“But even those who dislike the phrase ‘Black Lives Matter,’ surely we should be able to hear the pain of Alton Sterling’s family … and know that his life mattered to a whole lot of people of all races, of all ages, and that we have to do what we can, without putting officers’ lives at risk, but do better to prevent another life like his from being lost.
“With an open heart, we can worry less about which side has been wronged, and worry more about joining sides to do right. Because the vicious killer of these police officers, they won’t be the last person who tries to make us turn on one other. The killer in Orlando wasn’t, nor was the killer in Charleston. We know there is evil in this world. That’s why we need police departments. But as Americans, we can decide that people like this killer will ultimately fail. They will not drive us apart. We can decide to come together and make our country reflect the good inside us, the hopes and simple dreams we share.”
The White House plays no role in designating domestic terror organizations. The U.S. government does not generate a list of domestic terror organizations, and therefore we are not able to address the formal request of your petition. We encourage you to engage with your community in the ongoing discussion of how we can better build trust and safety in our communities.
Thank you for your participation in the We the People platform. We’ll be back in touch soon.

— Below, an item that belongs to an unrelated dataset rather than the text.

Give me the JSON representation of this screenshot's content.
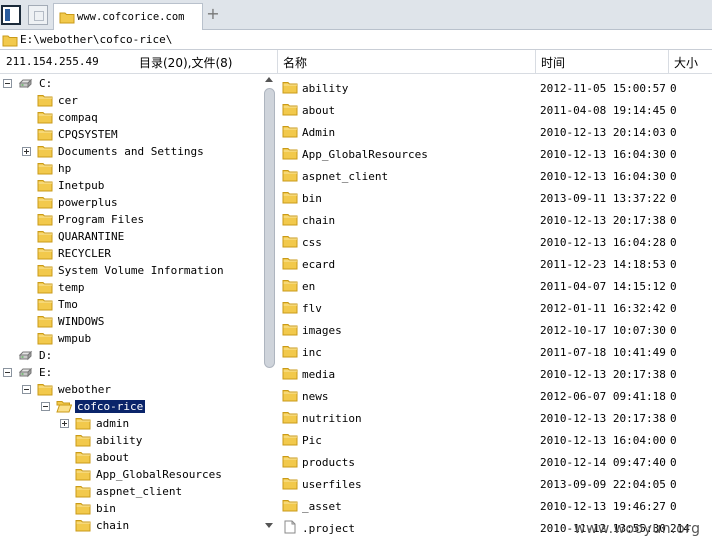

How has your statement, Mr. Divider-in-Chief, helped keep “reckless language” from occurring, especially at the RNC? Not working out to well, eh?